Based on the rate of reservoir decay shown in the Emory study, the researchers estimate that ruxolitinib could clear nearly all viral reservoirs in about three years. But all it takes for a rebound is for one viral particle to remain active, replicate, and infect the body once again.
Gavegnano and her Emory colleagues didn’t know about the Geneva patient until two weeks before the conference, when the European team reached out. She says the timing of both groups’ presentations was serendipitous.
Jana Dickter, an infectious disease specialist at City of Hope Medical Center in Duarte, California, calls the Geneva patient’s remission “exciting and novel,” although it’s still possible that his viral load may rebound in the future. Dickter was a member of the team that treated Paul Edmonds, the fifth patient to achieve HIV remission. “The therapy ruxolitinib is thought to affect the immune system‘s response to HIV and the HIV reservoir, where HIV can persist in dormant cells for many years,” she says. “It still is yet to be determined from these different cases if certain therapies before or after transplantation contribute to HIV remission.”
She says each case of HIV remission gives hope for new treatment strategies that could eventually help more people.
Laurence, the HIV specialist at Weill Cornell Medicine, is not convinced that the drug is the cause of the Geneva patient’s remission. “I don’t doubt that ruxolitinib may have some useful properties,” says Laurence, who is also senior scientific consultant for programs at amfAR, the Foundation for AIDS Research. But he thinks it’s more likely that the key ingredient in the case was actually the “graft-versus-host effect.” In other words, the newly transplanted cells cleared away old immune cells infected with HIV.
Laurence says a cure may be possible without ruxolitinib. He points to a study published this month in the journal Cell, in which researchers cured two nonhuman primates of the monkey version of HIV using a standard stem cell transplant—one without the CCR5 mutation. Of the four monkeys that received transplants, two went into remission for HIV after they developed and were treated for graft-versus-host disease. Another two did not, because the virus managed to jump into the transplanted donor cells.
It’s too soon to say whether the Geneva patient’s treatment worked. Doctors will have to monitor him closely in the coming months and years to know for sure. In 2012, things looked optimistic for a pair of people known as the “Boston patients,” who had also received transplants from donors whose stem cells were normal—without the HIV-resistant CCR5 mutation.

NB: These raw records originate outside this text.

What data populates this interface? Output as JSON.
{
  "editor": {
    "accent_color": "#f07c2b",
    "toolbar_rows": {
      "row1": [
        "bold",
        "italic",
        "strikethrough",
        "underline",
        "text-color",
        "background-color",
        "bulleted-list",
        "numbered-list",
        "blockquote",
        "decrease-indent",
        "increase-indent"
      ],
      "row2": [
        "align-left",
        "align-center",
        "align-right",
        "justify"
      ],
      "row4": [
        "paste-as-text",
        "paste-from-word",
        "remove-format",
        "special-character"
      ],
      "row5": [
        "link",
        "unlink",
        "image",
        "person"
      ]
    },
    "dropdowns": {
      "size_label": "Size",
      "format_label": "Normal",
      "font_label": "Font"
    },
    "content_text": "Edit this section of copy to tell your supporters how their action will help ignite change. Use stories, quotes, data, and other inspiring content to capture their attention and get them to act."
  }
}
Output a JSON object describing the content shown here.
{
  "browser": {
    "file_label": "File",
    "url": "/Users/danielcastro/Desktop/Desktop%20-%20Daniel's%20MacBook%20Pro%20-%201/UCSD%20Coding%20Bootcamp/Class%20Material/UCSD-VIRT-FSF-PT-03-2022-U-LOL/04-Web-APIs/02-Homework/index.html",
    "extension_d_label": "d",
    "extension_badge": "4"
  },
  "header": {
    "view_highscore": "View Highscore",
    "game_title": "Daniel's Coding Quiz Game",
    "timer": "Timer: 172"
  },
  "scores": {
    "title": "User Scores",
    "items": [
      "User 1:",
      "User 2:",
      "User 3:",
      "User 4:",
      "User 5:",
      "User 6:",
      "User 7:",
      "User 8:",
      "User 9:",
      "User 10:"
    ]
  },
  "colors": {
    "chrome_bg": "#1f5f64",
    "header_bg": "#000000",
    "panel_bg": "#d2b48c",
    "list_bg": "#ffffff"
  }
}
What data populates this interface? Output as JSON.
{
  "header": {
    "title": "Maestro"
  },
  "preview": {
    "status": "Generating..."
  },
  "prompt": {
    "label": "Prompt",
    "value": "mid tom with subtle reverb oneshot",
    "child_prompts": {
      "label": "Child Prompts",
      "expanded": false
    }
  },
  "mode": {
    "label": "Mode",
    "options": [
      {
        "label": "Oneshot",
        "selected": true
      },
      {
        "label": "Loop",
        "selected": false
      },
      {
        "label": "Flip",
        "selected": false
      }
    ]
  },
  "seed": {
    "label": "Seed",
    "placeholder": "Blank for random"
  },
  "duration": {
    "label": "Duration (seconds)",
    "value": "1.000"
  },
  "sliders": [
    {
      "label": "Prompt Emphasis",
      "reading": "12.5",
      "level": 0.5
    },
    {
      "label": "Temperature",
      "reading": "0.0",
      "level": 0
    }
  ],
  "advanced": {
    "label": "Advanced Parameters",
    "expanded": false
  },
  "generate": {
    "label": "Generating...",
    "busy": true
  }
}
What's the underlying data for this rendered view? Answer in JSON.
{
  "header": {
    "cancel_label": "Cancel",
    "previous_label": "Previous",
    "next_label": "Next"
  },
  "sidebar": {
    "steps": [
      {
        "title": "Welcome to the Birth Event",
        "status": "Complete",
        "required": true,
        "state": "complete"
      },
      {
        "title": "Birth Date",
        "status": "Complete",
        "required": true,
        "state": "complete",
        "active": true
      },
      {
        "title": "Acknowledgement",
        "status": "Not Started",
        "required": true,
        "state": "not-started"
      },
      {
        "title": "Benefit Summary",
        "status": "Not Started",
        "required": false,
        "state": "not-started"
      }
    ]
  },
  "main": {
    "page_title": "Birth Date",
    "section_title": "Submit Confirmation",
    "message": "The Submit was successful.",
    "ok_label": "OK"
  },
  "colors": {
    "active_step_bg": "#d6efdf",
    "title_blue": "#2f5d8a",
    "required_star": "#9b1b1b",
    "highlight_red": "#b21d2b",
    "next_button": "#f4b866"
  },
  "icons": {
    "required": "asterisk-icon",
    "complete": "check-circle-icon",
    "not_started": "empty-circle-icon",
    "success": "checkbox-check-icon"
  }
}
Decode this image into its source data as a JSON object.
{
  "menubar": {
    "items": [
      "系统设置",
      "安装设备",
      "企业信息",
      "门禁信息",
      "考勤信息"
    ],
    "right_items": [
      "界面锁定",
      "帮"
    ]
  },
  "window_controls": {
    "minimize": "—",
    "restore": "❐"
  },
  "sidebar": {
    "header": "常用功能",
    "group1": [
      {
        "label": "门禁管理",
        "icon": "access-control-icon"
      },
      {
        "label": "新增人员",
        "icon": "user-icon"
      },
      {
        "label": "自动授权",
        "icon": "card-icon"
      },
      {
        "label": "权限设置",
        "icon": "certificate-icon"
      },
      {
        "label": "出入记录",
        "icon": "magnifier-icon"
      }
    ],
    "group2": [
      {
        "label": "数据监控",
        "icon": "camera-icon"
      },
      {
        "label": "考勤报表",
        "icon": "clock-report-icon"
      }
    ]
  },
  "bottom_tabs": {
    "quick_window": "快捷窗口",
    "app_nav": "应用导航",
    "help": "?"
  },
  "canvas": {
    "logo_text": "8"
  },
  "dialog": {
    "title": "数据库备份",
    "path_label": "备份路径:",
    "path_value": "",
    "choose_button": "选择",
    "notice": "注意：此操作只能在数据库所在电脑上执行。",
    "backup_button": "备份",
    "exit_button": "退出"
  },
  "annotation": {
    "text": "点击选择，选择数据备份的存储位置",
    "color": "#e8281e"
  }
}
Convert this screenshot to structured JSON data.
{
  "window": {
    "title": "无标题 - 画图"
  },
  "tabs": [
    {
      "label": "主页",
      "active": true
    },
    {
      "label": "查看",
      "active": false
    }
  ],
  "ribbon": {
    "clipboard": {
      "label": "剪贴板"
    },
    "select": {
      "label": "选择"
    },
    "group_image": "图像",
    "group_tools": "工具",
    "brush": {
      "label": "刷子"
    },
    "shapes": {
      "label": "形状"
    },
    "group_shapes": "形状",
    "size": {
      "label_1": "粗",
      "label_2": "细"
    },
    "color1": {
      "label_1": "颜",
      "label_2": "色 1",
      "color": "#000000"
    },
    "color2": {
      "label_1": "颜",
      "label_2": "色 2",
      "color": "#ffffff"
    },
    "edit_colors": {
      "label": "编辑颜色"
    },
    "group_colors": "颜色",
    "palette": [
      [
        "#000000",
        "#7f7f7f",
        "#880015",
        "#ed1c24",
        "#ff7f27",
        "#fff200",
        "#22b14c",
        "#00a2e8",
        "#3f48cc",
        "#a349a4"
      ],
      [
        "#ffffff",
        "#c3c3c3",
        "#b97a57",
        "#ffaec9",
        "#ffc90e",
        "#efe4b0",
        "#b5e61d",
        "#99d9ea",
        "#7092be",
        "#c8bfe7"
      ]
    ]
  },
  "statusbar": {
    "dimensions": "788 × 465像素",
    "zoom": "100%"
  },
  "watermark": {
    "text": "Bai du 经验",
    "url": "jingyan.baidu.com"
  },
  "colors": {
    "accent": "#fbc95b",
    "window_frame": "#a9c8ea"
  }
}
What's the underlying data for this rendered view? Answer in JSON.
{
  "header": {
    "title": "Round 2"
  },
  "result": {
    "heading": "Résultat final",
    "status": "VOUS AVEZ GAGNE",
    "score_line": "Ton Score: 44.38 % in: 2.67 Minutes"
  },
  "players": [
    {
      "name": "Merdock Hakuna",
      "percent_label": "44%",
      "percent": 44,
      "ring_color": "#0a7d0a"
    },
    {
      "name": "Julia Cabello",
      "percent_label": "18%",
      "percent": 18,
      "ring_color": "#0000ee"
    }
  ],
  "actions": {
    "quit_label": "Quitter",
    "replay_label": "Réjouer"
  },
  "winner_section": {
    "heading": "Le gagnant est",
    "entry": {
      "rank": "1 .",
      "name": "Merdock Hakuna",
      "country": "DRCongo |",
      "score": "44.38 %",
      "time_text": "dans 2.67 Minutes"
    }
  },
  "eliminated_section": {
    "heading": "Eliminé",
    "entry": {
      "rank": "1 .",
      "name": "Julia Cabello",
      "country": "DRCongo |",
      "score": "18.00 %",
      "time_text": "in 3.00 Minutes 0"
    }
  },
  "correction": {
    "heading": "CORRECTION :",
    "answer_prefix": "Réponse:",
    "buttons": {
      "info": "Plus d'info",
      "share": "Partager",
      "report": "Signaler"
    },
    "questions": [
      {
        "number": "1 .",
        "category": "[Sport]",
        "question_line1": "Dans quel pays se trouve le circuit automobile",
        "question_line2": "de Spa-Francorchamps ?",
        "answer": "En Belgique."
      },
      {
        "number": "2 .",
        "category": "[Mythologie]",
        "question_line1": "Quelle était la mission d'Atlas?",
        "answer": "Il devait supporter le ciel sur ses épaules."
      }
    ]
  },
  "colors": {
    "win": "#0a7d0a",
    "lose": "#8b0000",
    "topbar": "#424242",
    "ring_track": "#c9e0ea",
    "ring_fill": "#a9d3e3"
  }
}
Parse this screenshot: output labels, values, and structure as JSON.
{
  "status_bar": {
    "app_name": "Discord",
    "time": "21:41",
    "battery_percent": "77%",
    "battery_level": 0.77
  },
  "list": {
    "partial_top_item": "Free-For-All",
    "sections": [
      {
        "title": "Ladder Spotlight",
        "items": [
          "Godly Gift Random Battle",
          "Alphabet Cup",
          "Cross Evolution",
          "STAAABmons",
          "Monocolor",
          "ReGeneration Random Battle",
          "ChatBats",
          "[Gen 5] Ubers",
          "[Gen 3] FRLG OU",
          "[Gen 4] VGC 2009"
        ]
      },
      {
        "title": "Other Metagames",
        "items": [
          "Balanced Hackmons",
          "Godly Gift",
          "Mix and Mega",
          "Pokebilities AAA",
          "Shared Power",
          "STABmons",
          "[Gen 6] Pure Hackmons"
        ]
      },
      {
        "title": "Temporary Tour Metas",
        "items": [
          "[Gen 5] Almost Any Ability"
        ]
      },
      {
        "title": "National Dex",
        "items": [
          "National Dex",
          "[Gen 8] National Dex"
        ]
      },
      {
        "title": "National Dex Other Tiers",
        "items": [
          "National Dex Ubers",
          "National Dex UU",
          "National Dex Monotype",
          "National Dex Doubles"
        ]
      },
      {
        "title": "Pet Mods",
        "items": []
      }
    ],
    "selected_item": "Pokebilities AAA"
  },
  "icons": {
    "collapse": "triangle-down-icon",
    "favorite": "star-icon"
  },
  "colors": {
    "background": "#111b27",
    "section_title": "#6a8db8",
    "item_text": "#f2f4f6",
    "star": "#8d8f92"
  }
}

But for both of them, the virus rebounded several months after they stopped antiretroviral treatment.
But if the Geneva patient continues to be clear of the virus, it raises the possibility that the CCR5 trait may not be needed for a cure. And if Gavegnano’s modeling is correct, ruxolitinib may even offer a chance at clearing the virus in people who don’t undergo stem cell transplants. Her group will continue to study the drug in HIV patients on antiretrovirals.
“We’re getting to a point where we’re seeing that what we believed in all along does, in fact, have potential,” says Gavegnano.